Extensive back matter includes:
Morse code with messages to decipher
Bibliography, articles, periodicals, government documents, discography
Does that not sound super interesting? To a history buff, anyway, I would think. I rarely see things about the Titanic that I can pick up, so I snatched this the moment I realized what it was.
Antony and Cleopatra. Helen of Troy and Paris. Romeo and Juliet. And now… Henry and Flora.
For centuries Love and Death have chosen their players. They have set the rules, rolled the dice, and kept close, ready to influence, angling for supremacy. And Death has always won. Always.

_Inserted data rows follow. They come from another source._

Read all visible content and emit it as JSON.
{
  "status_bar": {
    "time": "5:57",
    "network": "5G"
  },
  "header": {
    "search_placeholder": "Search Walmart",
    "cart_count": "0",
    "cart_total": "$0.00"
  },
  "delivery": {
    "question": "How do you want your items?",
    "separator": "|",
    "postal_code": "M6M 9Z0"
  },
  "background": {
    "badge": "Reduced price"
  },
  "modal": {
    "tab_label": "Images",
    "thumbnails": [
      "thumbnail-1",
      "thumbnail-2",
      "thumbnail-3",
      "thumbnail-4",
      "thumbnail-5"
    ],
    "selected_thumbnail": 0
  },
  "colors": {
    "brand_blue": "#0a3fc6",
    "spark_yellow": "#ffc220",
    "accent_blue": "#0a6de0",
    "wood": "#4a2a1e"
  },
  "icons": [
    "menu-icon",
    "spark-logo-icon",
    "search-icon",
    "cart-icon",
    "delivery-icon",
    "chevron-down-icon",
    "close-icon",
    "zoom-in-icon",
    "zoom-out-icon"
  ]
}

Could there ever be one time, one place, one pair whose love would truly tip the balance?
Meet Flora Saudade, an African-American girl who dreams of becoming the next Amelia Earhart by day and sings in the smoky jazz clubs of Seattle by night. Meet Henry Bishop, born a few blocks and a million worlds away, a white boy with his future assured—a wealthy adoptive family in the midst of the Great Depression, a college scholarship, and all the opportunities in the world seemingly available to him.
The players have been chosen. The dice have been rolled. But when human beings make moves of their own, what happens next is anyone’s guess.
Achingly romantic and brilliantly imagined, The Game of Love and Death is a love story you will never forget.
This is the one I had heard of before picking up, and it still interests me a lot. I can’t wait to read it.
1941. A German submarine, U-471, patrols the stormy inhospitable waters of the North Atlantic. It is commanded by Siegfried Lorenz, a maverick SS officer who does not believe in the war he is bound by duty and honor to fight in.
U-471 receives a triple-encoded message with instructions to collect two prisoners from a vessel located off the Icelandic coast and transport them to the base at Brest—and a British submarine commander, Sutherland, and a Norwegian academic, Professor Bjornar Grimstad, are taken on board. Contact between the prisoners and Lorenz has been forbidden, and it transpires that this special mission has been ordered by an unknown source, high up in the SS. It is rumored that Grimstad is working on a secret weapon that could change the course of the war . . .
Then, Sutherland goes rogue, and a series of shocking, brutal events occur. In the aftermath, disturbing things start happening on the boat. It seems that a lethal, supernatural force is stalking the crew, wrestling with Lorenz for control. A thousand feet under the dark, icy waves, it doesn’t matter how loud you scream…
A super common title right now, I actually found this one by accident while looking for the sequel to Alexandra Bracken’s novel of the same name. I’ll readily admit, all I saw was “1941” and “German Submarine” before I deduced it was up my alley and picked it up. I now realize it’s horror/mystery/etc., but I’m still down.
And those are the three books I picked up! Hopefully I can read them in the time I have them, and don’t get totally distracted before my time is up. I have a habit of doing that.
Have you read any of these before? Let me know what you thought of them, good or bad!
Thanks for reading!